His immense prestige, his great age, the skillful handling of a guilty rhetoric (explaining the defeat by the past victory of "the spirit of pleasure over the spirit of sacrifice") are put, thanks to a consummate art of propaganda , at the service of a cult of personality which, despite some then marginal disputes, such as that of General de Gaulle, ensured the victor of Verdun great popularity during the early days of the regime.
The twilight of Marshal Pétain
When the Allies landed in North Africa in November 1942, Vichy troops opposed it, on the order of the Marshal. Hitler, who does not trust the loyalty of the French state, decides to invade the free zone, depriving Pétain of his last trump card against Berlin: the armistice army. From late 1942 to June 1944, the Marshal's influence receded against that of Pierre Laval, who won the support of the Germans. The French state then experienced a real "fascization", Pétain, until then very popular, gradually lost the confidence of many French people.
The liberation will lead to the rapid and violent liquidation of the French state as Pétain is driven against his will to Germany by the Nazis. Settled in Sigmaringen he will experience the collapse of the Reich as an isolated and bitter spectator.
His trial, which will only last three weeks, will see him assert himself in his defense as a supporter of the resistance. This strategy did not pay off and he was sentenced to death on August 15, 1945, for high treason and intelligence with the enemy. General de Gaulle, perhaps remembering that Pétain was his mentor, commuted this sentence to life imprisonment. Locked in Ile d'Yeu, the former French head of state saw his health and mental faculties decline. He died in Port-Joinville on July 23, 1951.
- Pétain by Marc Ferro, biography. Fayard, 1987.

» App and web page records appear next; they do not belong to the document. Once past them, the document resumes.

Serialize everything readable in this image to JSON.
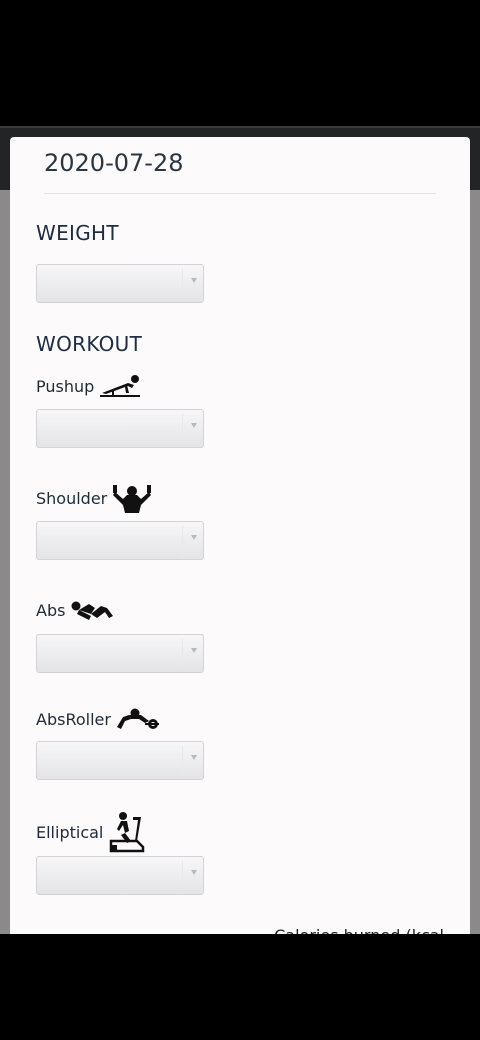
{
  "dialog": {
    "date": "2020-07-28",
    "weight_heading": "WEIGHT",
    "workout_heading": "WORKOUT",
    "footer_text": "Calories burned (kcal"
  },
  "exercises": [
    {
      "label": "Pushup",
      "icon": "pushup-icon"
    },
    {
      "label": "Shoulder",
      "icon": "shoulder-icon"
    },
    {
      "label": "Abs",
      "icon": "abs-icon"
    },
    {
      "label": "AbsRoller",
      "icon": "absroller-icon"
    },
    {
      "label": "Elliptical",
      "icon": "elliptical-icon"
    }
  ],
  "selects": {
    "weight": "",
    "pushup": "",
    "shoulder": "",
    "abs": "",
    "absroller": "",
    "elliptical": ""
  }
}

- The World War 1914-1918, by Philippe Pétain. Privat, 2014.
- La France de Vichy, 1940-1944, by Robert O. Paxton. Points Histoire, 1999.